Sacroiliac Joint Disease is a serious case of inflammation that affects the sacroiliac joint. In the past, the sacroiliac joint has been thought to be the cause of lower back and leg pain; however in the past three decades, that pain is now associated with herniated disks.
Estimates suggest that sacroiliac (SI) joint pain affects anywhere from 15% to 30% of the general population. However women are considerably more likely than men to experience this pain.
Sacroiliac joint disease remains difficult to diagnose. Make it easier to know when you’re suffering from sacroiliac joint disease by knowing as much as possible. We’ve outlined 5 things you should know about sacroiliac joint disease that will make it easier to understand and identify.
5 Things to Know about Sacroiliac Joint Disease
What the Sacroiliac Joint Is
The Sacroiliac Joint is actually two joints that are both small and firm. The joints are located on either side of the bottom of the spinal cord below the lumbar section and above the coccyx. The joint is known to be extremely strong given the ligaments surrounding it and it’s a joint that does not incur much motion. The main responsibility of the sacroiliac joint is to transfer forces from the upper part of the body to the legs and hips and it also absorbs shocks from jumping, falling, or lifting heavy objects.
Why Sacroiliac Joint Disease is Hard to Diagnose
There are plenty of factors that contribute to Sacroiliac Joint Disease being hard to diagnose including: the fact that it is difficult to apply pressure to the joint or manipulate it in any way, there are few tests that completely isolate the joint for further testing, X-Rays, CAT Scans, and MRIs read normally more often than not, and there are multiple other issues that can cause symptoms similar to those related to Sacroiliac Joint Disease.
How Orthopedic Surgeons Diagnose Sacroiliac Joint Disease
There are two ways in which orthopedic surgeons can diagnose Sacroiliac Joint Disease. The first way is through a physical examination that can determine if the pain is caused by the Sacroiliac Joint.
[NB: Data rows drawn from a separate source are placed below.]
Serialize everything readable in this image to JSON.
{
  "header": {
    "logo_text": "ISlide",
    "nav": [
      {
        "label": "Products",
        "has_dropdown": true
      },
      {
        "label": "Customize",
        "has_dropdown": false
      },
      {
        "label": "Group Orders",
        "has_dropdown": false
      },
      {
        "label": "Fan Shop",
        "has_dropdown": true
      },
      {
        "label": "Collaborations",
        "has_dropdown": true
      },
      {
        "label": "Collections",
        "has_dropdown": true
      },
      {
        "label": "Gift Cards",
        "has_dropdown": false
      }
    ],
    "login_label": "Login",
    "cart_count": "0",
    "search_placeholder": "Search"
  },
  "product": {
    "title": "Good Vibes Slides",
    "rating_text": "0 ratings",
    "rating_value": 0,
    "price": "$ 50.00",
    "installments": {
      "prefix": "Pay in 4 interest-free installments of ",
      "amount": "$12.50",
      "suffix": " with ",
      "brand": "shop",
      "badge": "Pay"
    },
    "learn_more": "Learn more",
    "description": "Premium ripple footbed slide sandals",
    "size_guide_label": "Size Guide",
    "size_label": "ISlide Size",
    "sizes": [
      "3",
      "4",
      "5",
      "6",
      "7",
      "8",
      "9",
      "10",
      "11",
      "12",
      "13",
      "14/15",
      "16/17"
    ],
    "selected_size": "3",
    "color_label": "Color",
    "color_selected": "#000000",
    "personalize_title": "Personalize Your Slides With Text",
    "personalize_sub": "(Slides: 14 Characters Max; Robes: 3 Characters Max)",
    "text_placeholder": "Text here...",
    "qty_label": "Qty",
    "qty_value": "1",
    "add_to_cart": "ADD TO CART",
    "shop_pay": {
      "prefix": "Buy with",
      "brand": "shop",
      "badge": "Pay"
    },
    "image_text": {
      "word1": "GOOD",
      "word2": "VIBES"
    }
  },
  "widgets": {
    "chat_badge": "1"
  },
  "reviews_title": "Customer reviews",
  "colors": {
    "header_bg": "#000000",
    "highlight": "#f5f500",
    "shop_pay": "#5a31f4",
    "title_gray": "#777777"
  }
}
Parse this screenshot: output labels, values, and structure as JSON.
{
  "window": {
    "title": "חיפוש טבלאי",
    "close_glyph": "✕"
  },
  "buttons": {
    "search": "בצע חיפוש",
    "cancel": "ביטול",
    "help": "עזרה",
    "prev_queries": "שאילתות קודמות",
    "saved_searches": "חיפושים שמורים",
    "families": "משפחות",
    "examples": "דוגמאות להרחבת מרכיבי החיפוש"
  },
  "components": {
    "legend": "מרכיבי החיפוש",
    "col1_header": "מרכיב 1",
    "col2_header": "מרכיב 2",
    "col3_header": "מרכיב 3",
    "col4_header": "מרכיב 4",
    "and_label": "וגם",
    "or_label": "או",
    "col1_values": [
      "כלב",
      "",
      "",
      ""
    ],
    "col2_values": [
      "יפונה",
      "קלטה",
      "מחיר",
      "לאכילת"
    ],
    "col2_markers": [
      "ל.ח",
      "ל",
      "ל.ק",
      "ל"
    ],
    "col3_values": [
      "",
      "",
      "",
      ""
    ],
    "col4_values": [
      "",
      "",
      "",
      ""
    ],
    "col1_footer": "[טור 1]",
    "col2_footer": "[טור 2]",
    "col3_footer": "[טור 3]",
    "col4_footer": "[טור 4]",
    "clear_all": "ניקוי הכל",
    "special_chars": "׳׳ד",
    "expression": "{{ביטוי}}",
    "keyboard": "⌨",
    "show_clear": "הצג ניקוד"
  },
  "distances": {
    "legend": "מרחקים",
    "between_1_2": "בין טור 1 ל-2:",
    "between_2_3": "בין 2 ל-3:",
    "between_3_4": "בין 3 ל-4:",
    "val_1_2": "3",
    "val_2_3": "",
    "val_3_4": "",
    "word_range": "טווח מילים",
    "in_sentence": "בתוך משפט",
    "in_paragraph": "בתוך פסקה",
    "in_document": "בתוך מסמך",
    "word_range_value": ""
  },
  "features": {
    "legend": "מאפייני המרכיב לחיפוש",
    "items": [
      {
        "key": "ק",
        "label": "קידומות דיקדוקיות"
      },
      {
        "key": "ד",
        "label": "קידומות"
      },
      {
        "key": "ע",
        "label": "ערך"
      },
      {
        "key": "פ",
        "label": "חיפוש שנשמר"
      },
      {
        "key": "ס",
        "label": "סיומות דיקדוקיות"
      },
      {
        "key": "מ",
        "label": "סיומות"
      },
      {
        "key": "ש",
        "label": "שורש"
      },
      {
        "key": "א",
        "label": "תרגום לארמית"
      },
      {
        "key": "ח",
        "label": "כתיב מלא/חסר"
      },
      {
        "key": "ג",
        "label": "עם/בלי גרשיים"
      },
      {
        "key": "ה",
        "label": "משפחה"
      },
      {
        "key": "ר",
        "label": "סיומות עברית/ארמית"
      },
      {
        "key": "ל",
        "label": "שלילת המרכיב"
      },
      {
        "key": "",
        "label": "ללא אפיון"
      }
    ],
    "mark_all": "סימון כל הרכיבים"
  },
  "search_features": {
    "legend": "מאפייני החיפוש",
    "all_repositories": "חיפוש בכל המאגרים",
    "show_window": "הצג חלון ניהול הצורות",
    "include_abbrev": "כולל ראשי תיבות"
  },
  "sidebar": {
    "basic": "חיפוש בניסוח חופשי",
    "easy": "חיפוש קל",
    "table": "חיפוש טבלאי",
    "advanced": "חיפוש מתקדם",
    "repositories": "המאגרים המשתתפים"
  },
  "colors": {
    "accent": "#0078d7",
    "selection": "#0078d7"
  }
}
This test is usually performed by hanging a leg off of an examination table and rotating it. If this examination recreates the pain and there is no other explanation for the pain then the joint may be in question. Several physical examinations should be performed before the diagnosis is made. If a physical examination cannot determine the source of the pain then a sacroiliac joint injection may be useful. This is not often performed though due to the fact that the sacroiliac joint is so small and it takes a lot of experience to be able to correctly insert a needle into that area. If this process is taken though, a physician injects a numbing solution called lidocaine into the joint. If that relieves the pain then it is determined that the Sacroiliac Joint is the cause of said pain.
What Treatments are Available
Though Sacroiliac Joint Disease is hard to diagnose, treatment is easy as there are many options for treatment available. Initially, doctors will recommend ice, heat, and rest – three tried and true methods of recovery. Often, medication is included in this treatment plan. If a patient prefers to stay away from medication related relief, chiropractic manipulation may be suggested by a physician. Braces, supports, and physical therapy also fall under optional treatment plans along with injections. Though injections are mainly used to diagnose the disease in the Sacroiliac Joint, they can also be used to treat further pain and inflammation.
When Surgery is the Right Option
If all treatment plans fail and pain subsists in the Sacroiliac Joint then surgery is the next step. Surgery should only be considered after months of attempted treatment with no pain relief. During surgery, the Sacroiliac Joints are fused to eliminate the chance of recreating odd motions that may be the cause of pain.
Diagnosis and treatment of Sacroiliac Joint Disease can be difficult to achieve. If you are experience severe pain in your pelvic region when you move certain was or excessively during sports, work, etc. then seek medical help. Contact Orthopaedic Specialists at 502-212-2663 and speak to Dr. Stacie Grossfeld who is double board certified in orthopedic surgery and sports medicine.